== Provided records

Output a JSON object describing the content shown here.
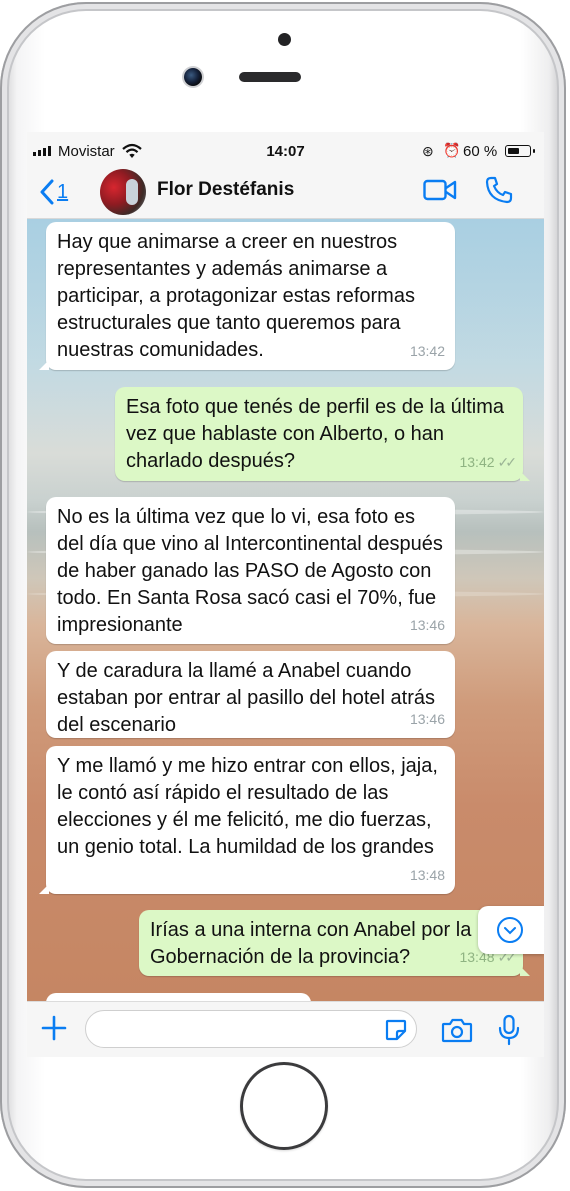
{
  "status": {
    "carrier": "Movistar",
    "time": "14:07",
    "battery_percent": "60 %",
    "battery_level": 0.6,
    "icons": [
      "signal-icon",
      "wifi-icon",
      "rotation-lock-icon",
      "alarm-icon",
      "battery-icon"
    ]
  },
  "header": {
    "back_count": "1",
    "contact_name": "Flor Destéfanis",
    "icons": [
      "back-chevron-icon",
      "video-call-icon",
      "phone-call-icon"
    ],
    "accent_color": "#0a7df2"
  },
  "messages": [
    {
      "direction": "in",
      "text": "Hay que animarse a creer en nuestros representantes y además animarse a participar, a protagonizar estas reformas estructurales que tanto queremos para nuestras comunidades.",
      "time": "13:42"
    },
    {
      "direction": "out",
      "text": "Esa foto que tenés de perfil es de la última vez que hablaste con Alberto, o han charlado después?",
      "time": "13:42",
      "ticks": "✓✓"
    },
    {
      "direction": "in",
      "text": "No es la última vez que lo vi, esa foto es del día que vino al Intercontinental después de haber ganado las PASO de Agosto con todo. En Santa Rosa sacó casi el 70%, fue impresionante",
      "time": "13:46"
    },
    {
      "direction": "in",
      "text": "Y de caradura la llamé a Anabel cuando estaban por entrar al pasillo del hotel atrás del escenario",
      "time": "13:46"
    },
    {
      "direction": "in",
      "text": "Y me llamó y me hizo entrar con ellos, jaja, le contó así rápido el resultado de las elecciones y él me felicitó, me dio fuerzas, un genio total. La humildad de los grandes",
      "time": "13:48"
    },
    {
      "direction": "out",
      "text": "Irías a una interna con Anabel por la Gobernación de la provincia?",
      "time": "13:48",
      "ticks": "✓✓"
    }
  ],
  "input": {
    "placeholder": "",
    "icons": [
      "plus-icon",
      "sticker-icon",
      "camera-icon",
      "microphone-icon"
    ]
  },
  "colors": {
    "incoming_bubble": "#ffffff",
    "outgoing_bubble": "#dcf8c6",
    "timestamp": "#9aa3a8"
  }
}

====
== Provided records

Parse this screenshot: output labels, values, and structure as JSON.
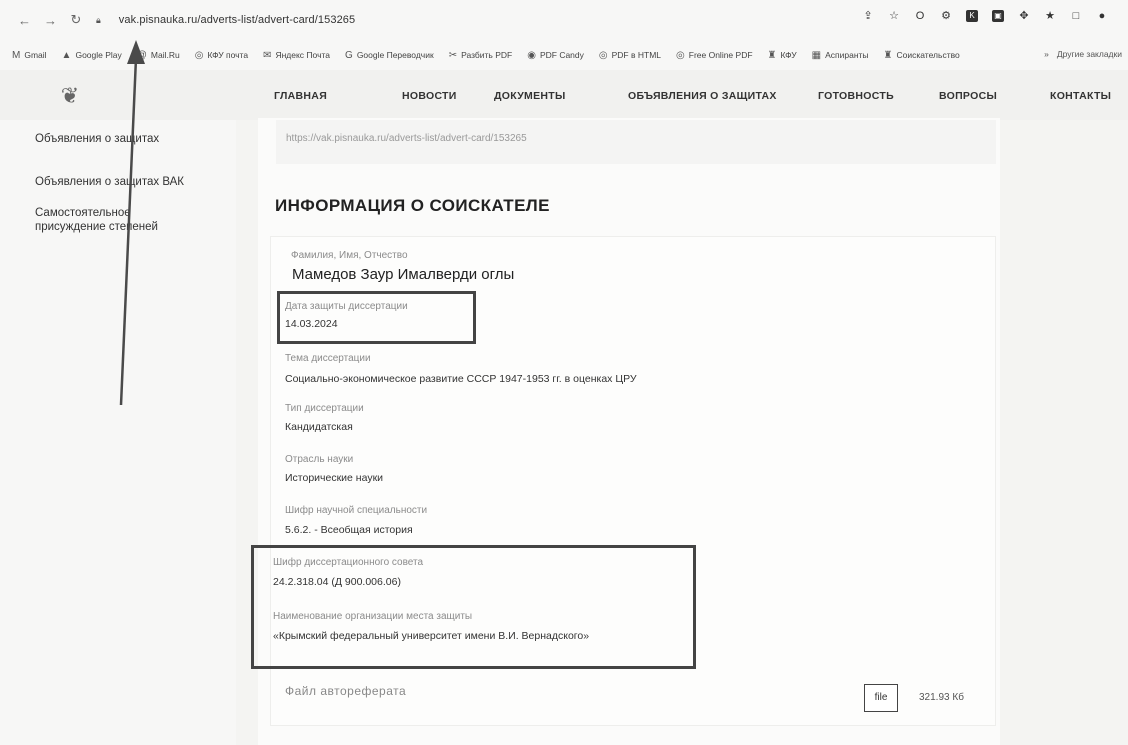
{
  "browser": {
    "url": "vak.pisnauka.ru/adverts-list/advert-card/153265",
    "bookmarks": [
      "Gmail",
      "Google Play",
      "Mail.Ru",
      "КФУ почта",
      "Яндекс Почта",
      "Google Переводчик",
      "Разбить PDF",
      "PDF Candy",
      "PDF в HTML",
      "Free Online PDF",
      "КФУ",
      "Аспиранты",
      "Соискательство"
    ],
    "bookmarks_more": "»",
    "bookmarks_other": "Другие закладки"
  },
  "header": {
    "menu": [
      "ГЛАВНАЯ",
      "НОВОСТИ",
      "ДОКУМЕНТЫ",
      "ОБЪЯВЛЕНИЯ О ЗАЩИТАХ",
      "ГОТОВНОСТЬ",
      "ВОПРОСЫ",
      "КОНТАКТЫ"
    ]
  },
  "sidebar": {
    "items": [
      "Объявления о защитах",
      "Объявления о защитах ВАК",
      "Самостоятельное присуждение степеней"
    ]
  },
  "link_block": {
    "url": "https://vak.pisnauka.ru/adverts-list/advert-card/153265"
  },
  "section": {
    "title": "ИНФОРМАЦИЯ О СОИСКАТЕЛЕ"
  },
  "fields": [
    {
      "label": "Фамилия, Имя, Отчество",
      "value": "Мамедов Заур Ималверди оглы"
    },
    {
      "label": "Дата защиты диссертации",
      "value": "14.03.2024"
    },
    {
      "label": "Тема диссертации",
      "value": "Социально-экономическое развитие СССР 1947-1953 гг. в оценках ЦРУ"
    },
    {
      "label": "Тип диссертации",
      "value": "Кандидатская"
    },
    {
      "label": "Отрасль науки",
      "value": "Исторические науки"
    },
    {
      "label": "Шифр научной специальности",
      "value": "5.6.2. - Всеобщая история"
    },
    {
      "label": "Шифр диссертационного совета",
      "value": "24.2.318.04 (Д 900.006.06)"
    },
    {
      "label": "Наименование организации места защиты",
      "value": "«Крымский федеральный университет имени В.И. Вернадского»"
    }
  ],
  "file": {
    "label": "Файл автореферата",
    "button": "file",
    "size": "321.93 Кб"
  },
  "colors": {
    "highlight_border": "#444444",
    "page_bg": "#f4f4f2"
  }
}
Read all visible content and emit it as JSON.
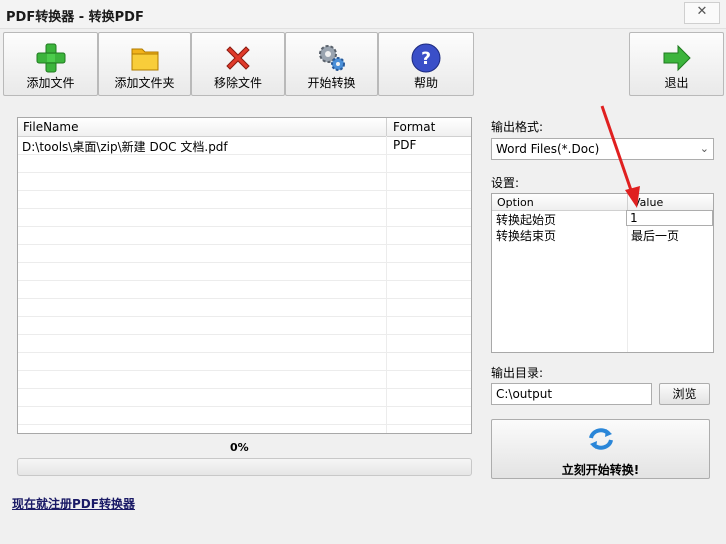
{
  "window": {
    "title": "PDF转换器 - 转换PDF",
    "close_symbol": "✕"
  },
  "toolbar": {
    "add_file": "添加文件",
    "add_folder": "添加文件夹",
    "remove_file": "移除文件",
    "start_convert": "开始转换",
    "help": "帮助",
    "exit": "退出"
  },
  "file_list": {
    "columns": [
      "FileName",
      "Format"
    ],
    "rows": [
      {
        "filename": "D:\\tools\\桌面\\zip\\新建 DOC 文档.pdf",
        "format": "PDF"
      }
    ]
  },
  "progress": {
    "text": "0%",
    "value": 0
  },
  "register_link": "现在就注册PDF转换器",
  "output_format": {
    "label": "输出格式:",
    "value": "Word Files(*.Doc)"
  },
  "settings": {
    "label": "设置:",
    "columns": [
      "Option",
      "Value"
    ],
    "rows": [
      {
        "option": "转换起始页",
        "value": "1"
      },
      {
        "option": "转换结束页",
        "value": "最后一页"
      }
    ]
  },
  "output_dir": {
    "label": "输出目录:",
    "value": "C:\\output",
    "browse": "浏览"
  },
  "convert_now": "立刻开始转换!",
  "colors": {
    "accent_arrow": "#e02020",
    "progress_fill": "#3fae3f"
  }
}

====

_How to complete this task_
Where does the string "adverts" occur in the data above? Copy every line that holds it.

_Response to the task_
    "url": "vak.pisnauka.ru/adverts-list/advert-card/153265",
    "url": "https://vak.pisnauka.ru/adverts-list/advert-card/153265"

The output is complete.